**TASK DETAILS**
Your answer should be every line from the records that contains "čestice".

**THE RECORDS**
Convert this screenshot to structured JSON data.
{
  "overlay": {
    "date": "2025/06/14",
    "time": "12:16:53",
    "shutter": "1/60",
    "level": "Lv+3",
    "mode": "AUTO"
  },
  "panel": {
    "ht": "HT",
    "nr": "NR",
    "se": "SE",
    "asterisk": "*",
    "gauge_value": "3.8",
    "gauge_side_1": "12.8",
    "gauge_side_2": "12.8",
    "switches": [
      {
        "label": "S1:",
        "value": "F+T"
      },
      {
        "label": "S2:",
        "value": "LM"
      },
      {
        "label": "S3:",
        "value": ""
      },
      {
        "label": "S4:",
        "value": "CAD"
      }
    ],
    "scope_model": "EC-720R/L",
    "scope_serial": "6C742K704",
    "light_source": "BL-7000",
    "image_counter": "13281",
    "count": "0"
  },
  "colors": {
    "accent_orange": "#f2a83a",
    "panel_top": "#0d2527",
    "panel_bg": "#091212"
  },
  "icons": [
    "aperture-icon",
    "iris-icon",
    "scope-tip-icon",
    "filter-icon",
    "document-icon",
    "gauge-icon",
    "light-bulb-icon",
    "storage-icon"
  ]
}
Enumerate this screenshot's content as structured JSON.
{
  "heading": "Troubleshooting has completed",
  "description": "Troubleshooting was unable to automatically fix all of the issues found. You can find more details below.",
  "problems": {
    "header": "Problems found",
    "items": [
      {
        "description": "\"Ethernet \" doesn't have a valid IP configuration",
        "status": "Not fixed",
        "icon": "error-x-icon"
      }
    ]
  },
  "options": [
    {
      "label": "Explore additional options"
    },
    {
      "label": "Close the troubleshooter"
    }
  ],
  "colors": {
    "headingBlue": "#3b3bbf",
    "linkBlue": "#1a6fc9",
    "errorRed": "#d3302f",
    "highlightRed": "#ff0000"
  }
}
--
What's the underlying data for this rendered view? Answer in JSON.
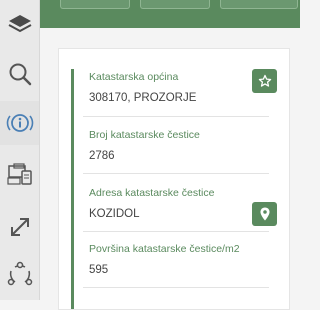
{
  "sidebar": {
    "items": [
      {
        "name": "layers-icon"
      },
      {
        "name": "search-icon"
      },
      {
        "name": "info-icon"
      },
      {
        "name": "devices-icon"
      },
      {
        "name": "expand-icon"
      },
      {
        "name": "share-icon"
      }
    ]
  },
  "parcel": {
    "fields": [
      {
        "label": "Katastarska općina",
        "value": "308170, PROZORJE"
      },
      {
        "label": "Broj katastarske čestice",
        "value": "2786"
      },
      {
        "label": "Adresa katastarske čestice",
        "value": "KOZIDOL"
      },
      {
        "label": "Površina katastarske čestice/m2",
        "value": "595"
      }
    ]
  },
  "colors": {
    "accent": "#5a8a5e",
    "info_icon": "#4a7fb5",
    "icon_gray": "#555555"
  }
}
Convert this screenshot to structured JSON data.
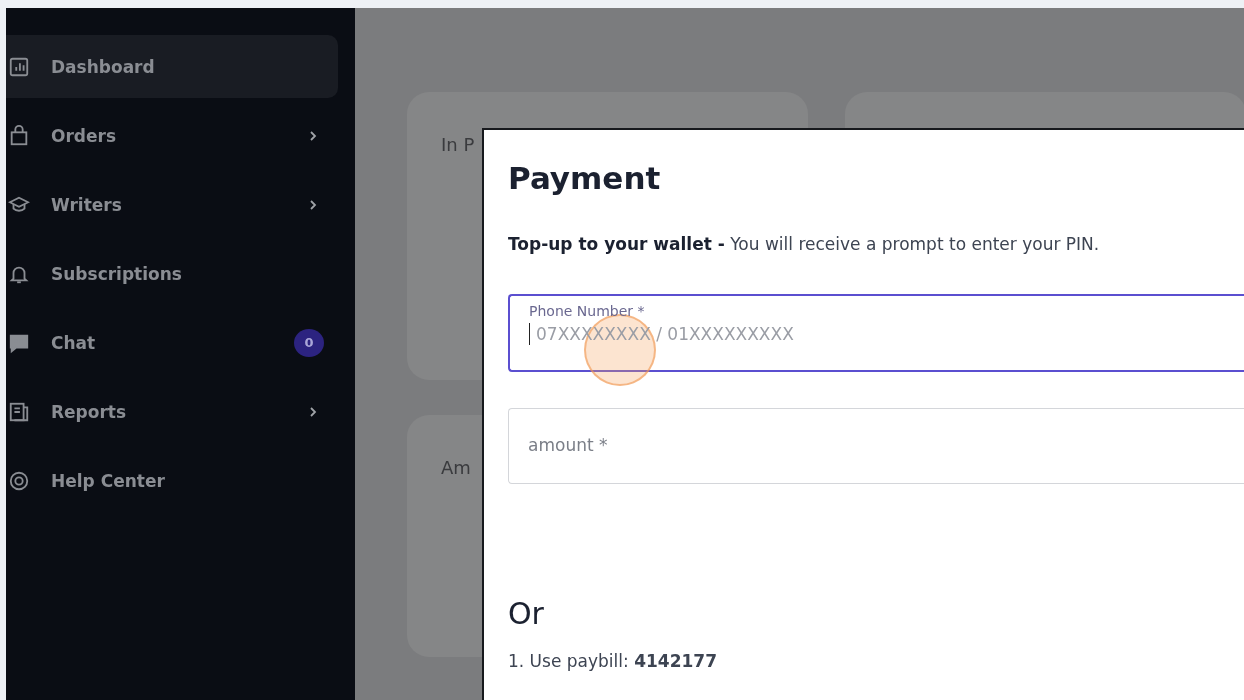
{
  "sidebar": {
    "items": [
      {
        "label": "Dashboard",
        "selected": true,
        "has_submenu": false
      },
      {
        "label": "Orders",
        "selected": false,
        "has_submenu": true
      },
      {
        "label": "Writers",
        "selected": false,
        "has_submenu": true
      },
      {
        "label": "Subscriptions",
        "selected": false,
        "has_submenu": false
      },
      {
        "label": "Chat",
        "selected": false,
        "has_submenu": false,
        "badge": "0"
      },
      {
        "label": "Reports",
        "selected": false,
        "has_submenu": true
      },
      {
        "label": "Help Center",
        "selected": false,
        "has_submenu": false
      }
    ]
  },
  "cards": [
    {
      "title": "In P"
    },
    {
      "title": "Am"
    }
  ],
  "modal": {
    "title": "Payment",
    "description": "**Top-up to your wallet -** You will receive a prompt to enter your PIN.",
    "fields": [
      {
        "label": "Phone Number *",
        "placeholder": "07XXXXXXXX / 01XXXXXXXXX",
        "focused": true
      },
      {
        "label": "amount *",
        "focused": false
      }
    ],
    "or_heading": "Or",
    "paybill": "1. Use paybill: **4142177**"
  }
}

**WRITTEN RESPONSE**
        "label": "Broj katastarske čestice",
        "label": "Adresa katastarske čestice",
        "label": "Površina katastarske čestice/m2",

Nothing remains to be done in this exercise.